Video Calais School Offers Another Face of Europe’s Migrant Crisis

Europe is facing mounting criticism over how it’s handling its biggest migration crisis since World War II. But not all Europeans believe building walls or passing repressive policies are the answer. A school for migrants in the French port city of Calais, is opening doors and building bonds across nationalities. VOA's Lisa Bryant reports.
Video

Video Kurdish Fighters on IS Frontline Ready for Offensive

Finger on the trigger, the Kurdish Peshmerga soldier stared across the dust at a village taken over by Islamic State extremists. The Kurdistan’s Khazir frontline, just 45 minutes from the Islamic State stronghold of Mosul. And at this point, the militants were less than two kilometers away. VOA's Sharon Behn reports.
Video

Video China Announces Troop Cuts at WWII Parade

Chinese President Xi Jinping Thursday announced plans to cut the world’s largest military force by 300,000 troops. The announcement was made during a massive military parade to commemorate victory over Japan in World War II. The event was shunned by most Western leaders and for some is raising fresh concerns about China’s military ambitions. VOA’s Bill Ide has more from Beijing.
Video

Video Russia-Japan Relations Cool as Putin Visits China for WWII Anniversary

Russian President Vladimir Putin is in Beijing for commemorations of the 70th anniversary of China's WWII victory over Japan. Putin is expected to visit Japan later this year, but tensions between Tokyo and Moscow over islands disputed since the war, and sanctions over Ukraine, could pour cold water on the plan. VOA's Daniel Schearf reports.
Video

Video Yemen ‘on Brink of Disaster’ as Medical Shortages Soar

Aid agencies warn Yemen is on the brink of humanitarian disaster – with up to half a million children facing severe malnutrition, and hospitals running out of basic medicines. There are fears Yemen's civil war could escalate as the coalition led by Saudi Arabia tries to drive back Houthi rebels, who seized control of much of the country earlier this year. Henry Ridgwell reports.
Video

Video Apps Helping Kenyan Businesses Stay Ahead of Counterfeiters

Counterfeit goods in Kenya cost the government as much as $1 billion each year in lost tax revenues. The fake goods also hurt entrepreneurs who find it hard to carve out a niche in the market and retain customers. But as Lenny Ruvaga reports from Nairobi, information technology is being used to try to beat the problem.
Video
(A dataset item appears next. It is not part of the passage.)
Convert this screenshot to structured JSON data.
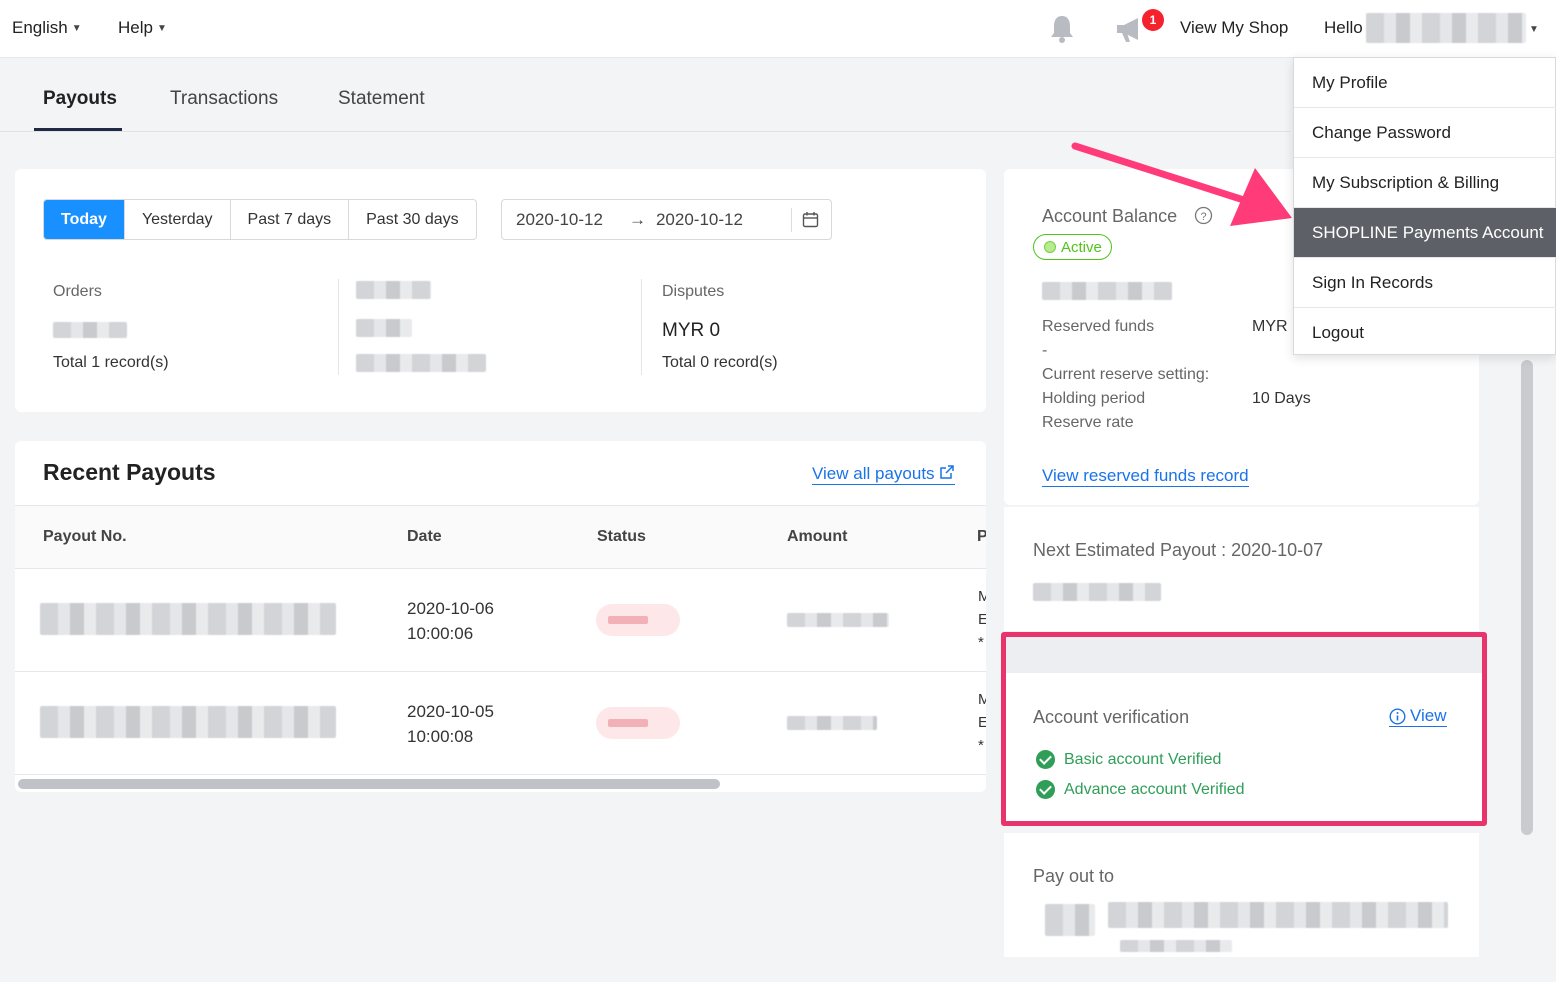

Video Nobel Prize Winner Malala Talks to VOA

Nobel Peace Prize winner Malala Yousafzai met with VOA's Deewa service in Washington Sunday to talk about women’s rights and unveil a trailer for her new documentary. VOA's Katherine Gypson has more.
Video
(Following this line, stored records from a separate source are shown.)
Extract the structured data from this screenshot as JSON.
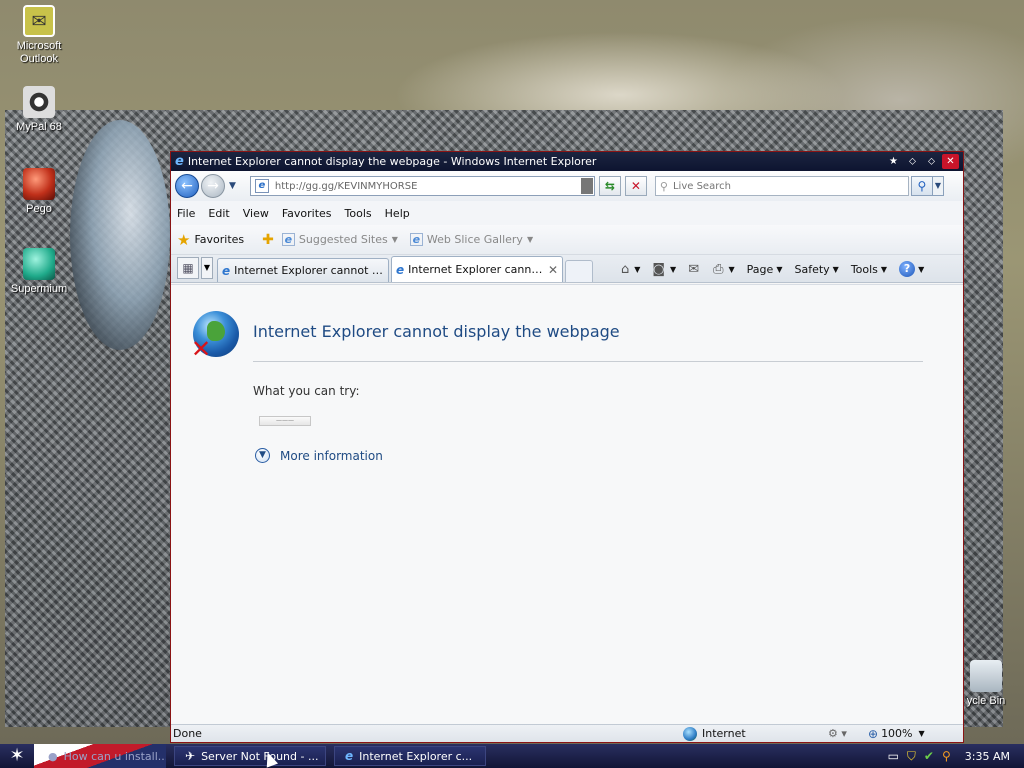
{
  "desktop": {
    "icons": [
      {
        "label": "Microsoft Outlook"
      },
      {
        "label": "MyPal 68"
      },
      {
        "label": "Pego"
      },
      {
        "label": "Supermium"
      },
      {
        "label": "ycle Bin"
      }
    ]
  },
  "window": {
    "title": "Internet Explorer cannot display the webpage - Windows Internet Explorer",
    "address": "http://gg.gg/KEVINMYHORSE",
    "search_placeholder": "Live Search",
    "menu": [
      "File",
      "Edit",
      "View",
      "Favorites",
      "Tools",
      "Help"
    ],
    "favorites_label": "Favorites",
    "fav_links": [
      "Suggested Sites",
      "Web Slice Gallery"
    ],
    "tabs": [
      {
        "label": "Internet Explorer cannot dis..."
      },
      {
        "label": "Internet Explorer cannot ..."
      }
    ],
    "commands": {
      "page": "Page",
      "safety": "Safety",
      "tools": "Tools"
    }
  },
  "page": {
    "error_title": "Internet Explorer cannot display the webpage",
    "try_label": "What you can try:",
    "diagnose_label": "———",
    "more_info": "More information"
  },
  "status": {
    "text": "Done",
    "zone": "Internet",
    "zoom": "100%"
  },
  "taskbar": {
    "items": [
      {
        "label": "How can u install..."
      },
      {
        "label": "Server Not Found - ..."
      },
      {
        "label": "Internet Explorer c..."
      }
    ],
    "clock": "3:35 AM"
  },
  "colors": {
    "title_bar": "#0d1430",
    "window_border": "#8a1414",
    "link_blue": "#1f4b84",
    "taskbar": "#1a1f4c"
  }
}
Video War, Drought Threaten Iraq's Marshlands

Iraq's southern wetlands are in crisis. These areas are the spawning ground for Gulf fisheries, a resting place for migrating wildfowl, and source of livelihood for fishermen and herders. Faith Lapidus has more.
Video
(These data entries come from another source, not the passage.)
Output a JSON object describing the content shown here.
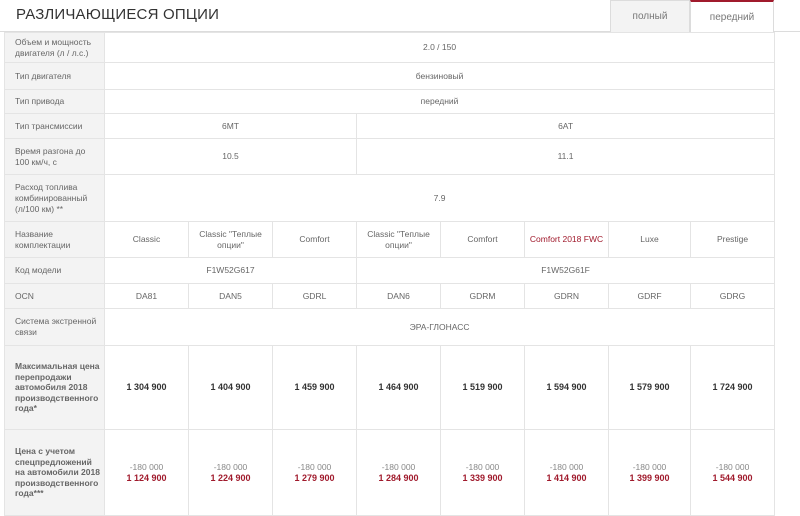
{
  "header": {
    "title": "РАЗЛИЧАЮЩИЕСЯ ОПЦИИ",
    "tabs": [
      {
        "label": "полный",
        "active": false
      },
      {
        "label": "передний",
        "active": true
      }
    ]
  },
  "colors": {
    "accent": "#a01a2c",
    "label_bg": "#f3f3f3",
    "border": "#e4e4e4"
  },
  "rows": {
    "volume": {
      "label": "Объем и мощность двигателя (л / л.с.)",
      "value": "2.0 / 150"
    },
    "engine_type": {
      "label": "Тип двигателя",
      "value": "бензиновый"
    },
    "drive": {
      "label": "Тип привода",
      "value": "передний"
    },
    "transmission": {
      "label": "Тип трансмиссии",
      "values": [
        "6MT",
        "6AT"
      ]
    },
    "acceleration": {
      "label": "Время разгона до 100 км/ч, с",
      "values": [
        "10.5",
        "11.1"
      ]
    },
    "fuel": {
      "label": "Расход топлива комбинированный (л/100 км) **",
      "value": "7.9"
    },
    "trim": {
      "label": "Название комплектации",
      "values": [
        "Classic",
        "Classic \"Теплые опции\"",
        "Comfort",
        "Classic \"Теплые опции\"",
        "Comfort",
        "Comfort 2018 FWC",
        "Luxe",
        "Prestige"
      ]
    },
    "model_code": {
      "label": "Код модели",
      "values": [
        "F1W52G617",
        "F1W52G61F"
      ]
    },
    "ocn": {
      "label": "OCN",
      "values": [
        "DA81",
        "DAN5",
        "GDRL",
        "DAN6",
        "GDRM",
        "GDRN",
        "GDRF",
        "GDRG"
      ]
    },
    "emergency": {
      "label": "Система экстренной связи",
      "value": "ЭРА-ГЛОНАСС"
    },
    "max_price": {
      "label": "Максимальная цена перепродажи автомобиля 2018 производственного года*",
      "values": [
        "1 304 900",
        "1 404 900",
        "1 459 900",
        "1 464 900",
        "1 519 900",
        "1 594 900",
        "1 579 900",
        "1 724 900"
      ]
    },
    "special_price": {
      "label": "Цена с учетом спецпредложений на автомобили 2018 производственного года***",
      "discounts": [
        "-180 000",
        "-180 000",
        "-180 000",
        "-180 000",
        "-180 000",
        "-180 000",
        "-180 000",
        "-180 000"
      ],
      "finals": [
        "1 124 900",
        "1 224 900",
        "1 279 900",
        "1 284 900",
        "1 339 900",
        "1 414 900",
        "1 399 900",
        "1 544 900"
      ]
    }
  }
}
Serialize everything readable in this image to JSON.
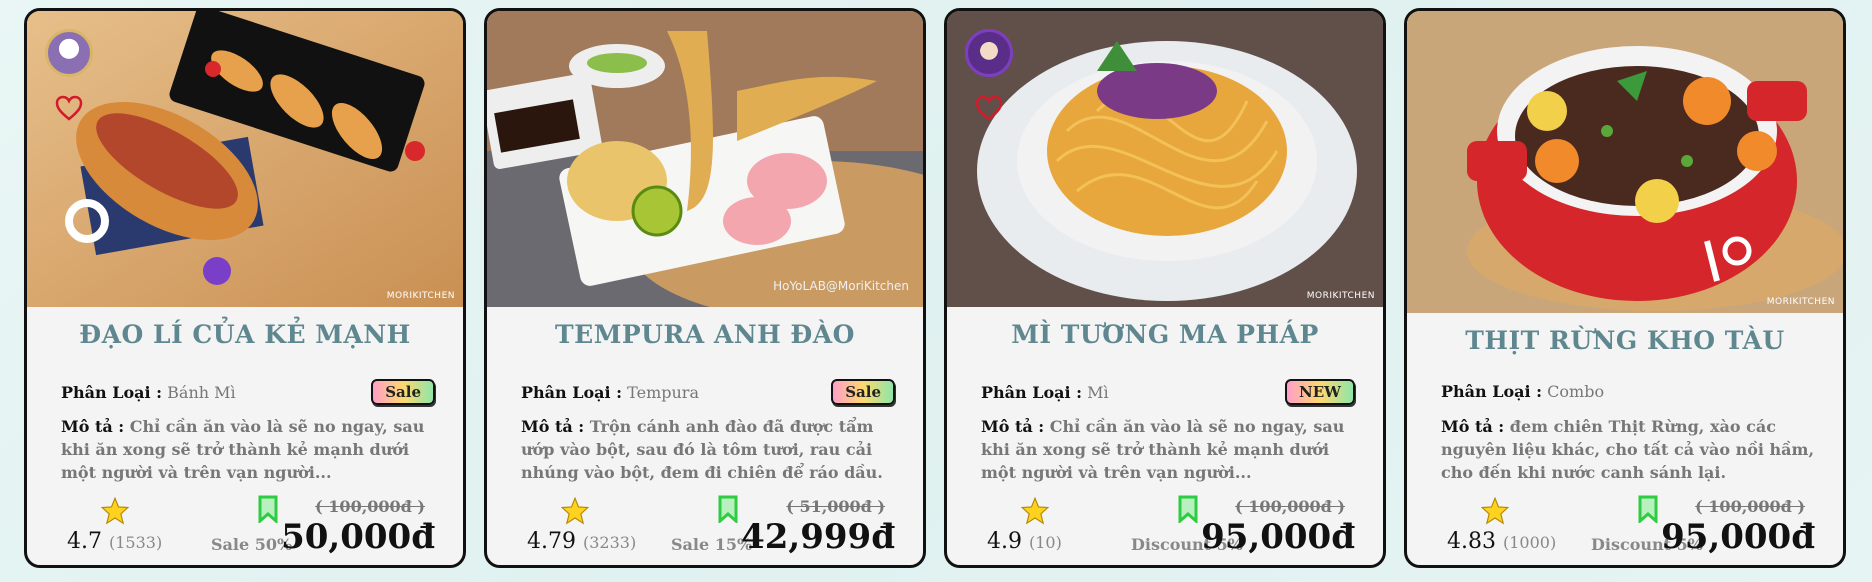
{
  "cards": [
    {
      "title": "ĐẠO LÍ CỦA KẺ MẠNH",
      "category_label": "Phân Loại :",
      "category": "Bánh Mì",
      "badge": "Sale",
      "desc_label": "Mô tả :",
      "desc": "Chỉ cần ăn vào là sẽ no ngay, sau khi ăn xong sẽ trở thành kẻ mạnh dưới một người và trên vạn người...",
      "rating": "4.7",
      "count": "(1533)",
      "promo": "Sale 50%",
      "old_price": "( 100,000đ )",
      "price": "50,000đ",
      "watermark": "MORIKITCHEN",
      "has_avatar": true
    },
    {
      "title": "TEMPURA ANH ĐÀO",
      "category_label": "Phân Loại :",
      "category": "Tempura",
      "badge": "Sale",
      "desc_label": "Mô tả :",
      "desc": "Trộn cánh anh đào đã được tẩm ướp vào bột, sau đó là tôm tươi, rau cải nhúng vào bột, đem đi chiên để ráo dầu.",
      "rating": "4.79",
      "count": "(3233)",
      "promo": "Sale 15%",
      "old_price": "( 51,000đ )",
      "price": "42,999đ",
      "watermark": "HoYoLAB@MoriKitchen",
      "has_avatar": false
    },
    {
      "title": "MÌ TƯƠNG MA PHÁP",
      "category_label": "Phân Loại :",
      "category": "Mì",
      "badge": "NEW",
      "desc_label": "Mô tả :",
      "desc": "Chỉ cần ăn vào là sẽ no ngay, sau khi ăn xong sẽ trở thành kẻ mạnh dưới một người và trên vạn người...",
      "rating": "4.9",
      "count": "(10)",
      "promo": "Discount 5%",
      "old_price": "( 100,000đ )",
      "price": "95,000đ",
      "watermark": "MORIKITCHEN",
      "has_avatar": true
    },
    {
      "title": "THỊT RỪNG KHO TÀU",
      "category_label": "Phân Loại :",
      "category": "Combo",
      "badge": "",
      "desc_label": "Mô tả :",
      "desc": "đem chiên Thịt Rừng, xào các nguyên liệu khác, cho tất cả vào nồi hầm, cho đến khi nước canh sánh lại.",
      "rating": "4.83",
      "count": "(1000)",
      "promo": "Discount 5%",
      "old_price": "( 100,000đ )",
      "price": "95,000đ",
      "watermark": "MORIKITCHEN",
      "has_avatar": false
    }
  ],
  "colors": {
    "title": "#5f8790",
    "border": "#111111",
    "badge_gradient": [
      "#ff9ec8",
      "#ffd86e",
      "#8ee6a8"
    ],
    "star": "#ffd21f",
    "bookmark": "#2ecc40",
    "heart": "#d11a2a"
  },
  "icons": [
    "avatar",
    "heart-icon",
    "star-icon",
    "bookmark-icon"
  ]
}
Video Colombians Flee Venezuela as Border Crisis Escalates

Hundreds of Colombians have fled Venezuela since last week, amid an escalating border crisis between the two countries. Last week, Venezuelan President Nicolas Maduro ordered the closure of a key border crossing after smugglers injured three Venezuelan soldiers and a civilian. The president also ordered the deportation of Colombians who are in Venezuela illegally. Zlatica Hoke reports.
Video

Video Rebuilding New Orleans' Music Scene

Ten years after Hurricane Katrina inundated New Orleans, threatening to wash away its vibrant musical heritage along with its neighborhoods, the beat goes on. As Bronwyn Benito and Faith Lapidus report, a Musicians' Village is preserving the city's unique sound.
Video

Video In Russia, Auto Industry in Tailspin

Industry insiders say country relies too heavily on imports as inflation cuts too many consumers out of the market. Daniel Schearf has more from Moscow.
Video

Video Scientist Calls Use of Fetal Tissue in Medical Research Essential

An anti-abortion group responsible for secret recordings of workers at a women's health care organization claims the workers shown are offering baby parts for sale, a charge the organization strongly denies. While the selling of fetal tissue is against the law in the United States, abortion and the use of donated fetal tissue for medical research are both legal. VOA’s Julie Taboh reports.

VOA Blogs